 Dedication
CHAPTER I: Site, local divisions, and government of the City of Westminster; history of the Abbey; Coronation Ceremonies; and lists of the Abbots and Deans
CHAPTER II: Westminster Abbey, and Description of the Tombs and Monuments
CHAPTER III: History and Topography of St. Margaret's Parish
CHAPTER IV: History and Topography of St. John's Parish, Westminster
CHAPTER V: History and Topography of the parish of St. Martin's in the Fields, Westminster
CHAPTER VI: History and Topogrpahy of the parish of St. James, Westminster
CHAPTER VII: History and Topography of the Parish of St. Anne, Westminster
CHAPTER VIII: History and Topography of the parish of St. Paul, Covent Garden
CHAPTER IX: History and Topography of the Parish of St. Mary-le-strand
CHAPTER X: History and Topogrpahy of the parish of St. Clement Danes
CHAPTER XI: History and Topography of the parish of st. George, Hanover Square
CHAPTER XII: History and Topography of the Precinct of the Savoy
CHAPTER XIII: History and Topography of the Inns of Court
CHAPTER XIV: History and Topography of the Precincts of the Charter-house and Ely Place, and the Liberty of the Rolls
 CHAPTER XV: Historical Notices of the Borough of Southwark
CHAPTER XVI: History and Topography of the Parish of St. Olave, Southwark
CHAPTER XVII: History and Topography of the parish of St. John, Southwark
CHAPTER XVIII: History and Topography of the parish of St. Thomas, Southwark
CHAPTER XIX: History and Topogrpahy of the parish of St. George's, Southwark
CHAPTER XX: History and Topography of St. Saviour's Parish

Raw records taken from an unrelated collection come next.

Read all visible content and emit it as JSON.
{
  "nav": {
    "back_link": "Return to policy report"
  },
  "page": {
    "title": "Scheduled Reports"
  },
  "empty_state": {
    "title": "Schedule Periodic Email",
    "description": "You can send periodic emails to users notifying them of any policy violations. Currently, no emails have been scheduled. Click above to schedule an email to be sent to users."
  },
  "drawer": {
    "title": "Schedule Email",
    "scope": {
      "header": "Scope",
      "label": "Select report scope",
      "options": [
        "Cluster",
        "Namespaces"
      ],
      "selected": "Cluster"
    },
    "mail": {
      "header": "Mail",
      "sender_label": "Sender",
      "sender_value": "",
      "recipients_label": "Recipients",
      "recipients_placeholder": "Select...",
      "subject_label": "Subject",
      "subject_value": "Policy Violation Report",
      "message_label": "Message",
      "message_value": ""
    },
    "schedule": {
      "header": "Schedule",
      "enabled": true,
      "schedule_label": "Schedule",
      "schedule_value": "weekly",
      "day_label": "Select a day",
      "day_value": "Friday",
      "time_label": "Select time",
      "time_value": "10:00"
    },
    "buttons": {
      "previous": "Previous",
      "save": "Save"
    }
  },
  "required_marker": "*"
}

CHAPTER XXI: History and Topography of the parist of Christ-church in the County of Surrey
 CHAPTER XXII: A List of the Principal Books, &c that have been published in Illustration of the Antiquities, History, Topography, and other subjects treated of in this Work
 Addenda et Corrigienda
 Postscript